For the most part, SolarWinds has been at the center of attention since news broke of the company's software updates being used to distribute the Sunburst backdoor to systems worldwide. The reality, however, is that the company's software was only one of the attack vectors that the adversaries used to deliver their payload.

The Department of Homeland Security's Cybersecurity and Infrastructure Security Agency (CISA) and others have warned of multiple other initial infection vectors being used in the campaign. These include password-guessing and password-spraying attacks to get access on targeted systems and acquiring improperly secured admin credentials via externally exposed remote access services.

Malwarebytes is one example.

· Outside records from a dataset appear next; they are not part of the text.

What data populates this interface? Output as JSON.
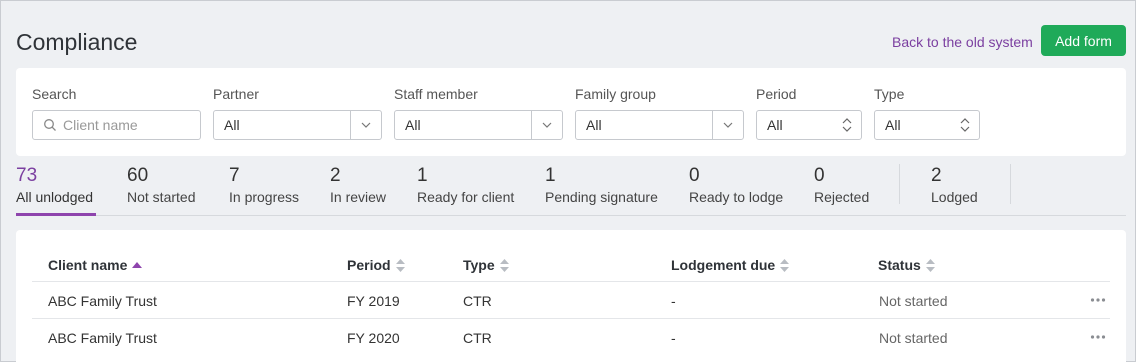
{
  "header": {
    "title": "Compliance",
    "back_link": "Back to the old system",
    "add_button": "Add form"
  },
  "filters": {
    "search": {
      "label": "Search",
      "placeholder": "Client name"
    },
    "partner": {
      "label": "Partner",
      "value": "All"
    },
    "staff": {
      "label": "Staff member",
      "value": "All"
    },
    "family": {
      "label": "Family group",
      "value": "All"
    },
    "period": {
      "label": "Period",
      "value": "All"
    },
    "type": {
      "label": "Type",
      "value": "All"
    }
  },
  "tabs": [
    {
      "count": "73",
      "label": "All unlodged"
    },
    {
      "count": "60",
      "label": "Not started"
    },
    {
      "count": "7",
      "label": "In progress"
    },
    {
      "count": "2",
      "label": "In review"
    },
    {
      "count": "1",
      "label": "Ready for client"
    },
    {
      "count": "1",
      "label": "Pending signature"
    },
    {
      "count": "0",
      "label": "Ready to lodge"
    },
    {
      "count": "0",
      "label": "Rejected"
    },
    {
      "count": "2",
      "label": "Lodged"
    }
  ],
  "table": {
    "columns": {
      "client": "Client name",
      "period": "Period",
      "type": "Type",
      "due": "Lodgement due",
      "status": "Status"
    },
    "rows": [
      {
        "client": "ABC Family Trust",
        "period": "FY 2019",
        "type": "CTR",
        "due": "-",
        "status": "Not started"
      },
      {
        "client": "ABC Family Trust",
        "period": "FY 2020",
        "type": "CTR",
        "due": "-",
        "status": "Not started"
      }
    ]
  },
  "colors": {
    "accent": "#7b3fa0",
    "primary_button": "#1faa59"
  }
}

In January the security vendor disclosed that the same APT group behind the SolarWinds attack had gained access to a limited number of its internal company emails. However, in this case the compromise did not result from a poisoned SolarWinds Orion update. Rather, the attackers exploited "a dormant email protection product" with privileged access within the company's Office 365 environment to gain access to the emails.

The attackers have also been observed using multifactor authentication bypass techniques to access cloud-hosted apps. According to CISA, it is likely the threat group has also used other vectors that have not been discovered yet.

Image Source: PabloLagarto via Shutterstock

3 of 8
Comment  | 
Print  | 
Comments
Threaded  |  Newest First  |  Oldest First
Commentary
What the FedEx Logo Taught Me About Cybersecurity
Matt Shea, Head of Federal @ MixMode,  6/4/2021
Edge-DRsplash-10-edge-articles
A View From Inside a Deception
Sara Peters, Senior Editor at Dark Reading,  6/2/2021
Register for Dark Reading Newsletters
White Papers
Video
Cartoon Contest
Write a Caption, Win an Amazon Gift Card! Click Here
Post a Comment
Current Issue
The State of Cybersecurity Incident Response
In this report learn how enterprises are building their incident response teams and processes, how they research potential compromises, how they respond to new breaches, and what tools and processes they use to remediate problems and improve their cyber defenses for the future.
Flash Poll
How Enterprises are Developing Secure Applications
How Enterprises are Developing Secure Applications
Recent breaches of third-party apps are driving many organizations to think harder about the security of their off-the-shelf software as they continue to move left in secure software development practices.
Twitter Feed
Dark Reading - Bug Report
Bug Report
Enterprise Vulnerabilities
From DHS/US-CERT's National Vulnerability Database
CVE-2021-21439
PUBLISHED: 2021-06-14
DoS attack can be performed when an email contains specially designed URL in the body. It can lead to the high CPU usage and cause low quality of service, or in extreme case bring the system to a halt. This issue affects: OTRS AG ((OTRS)) Community Edition 6.0.x version 6.0.1 and later versions. OTR...
CVE-2021-23394
PUBLISHED: 2021-06-13
The package studio-42/elfinder before 2.1.58 are vulnerable to Remote Code Execution (RCE) via execution of PHP code in a .phar file. NOTE: This only applies if the server parses .phar files as PHP.
CVE-2021-34682
PUBLISHED: 2021-06-12
Receita Federal IRPF 2021 1.7 allows a man-in-the-middle attack against the update feature.
CVE-2021-31811
PUBLISHED: 2021-06-12
In Apache PDFBox, a carefully crafted PDF file can trigger an OutOfMemory-Exception while loading the file. This issue affects Apache PDFBox version 2.0.23 and prior 2.0.x versions.
CVE-2021-31812
PUBLISHED: 2021-06-12
In Apache PDFBox, a carefully crafted PDF file can trigger an infinite loop while loading the file. This issue affects Apache PDFBox version 2.0.23 and prior 2.0.x versions.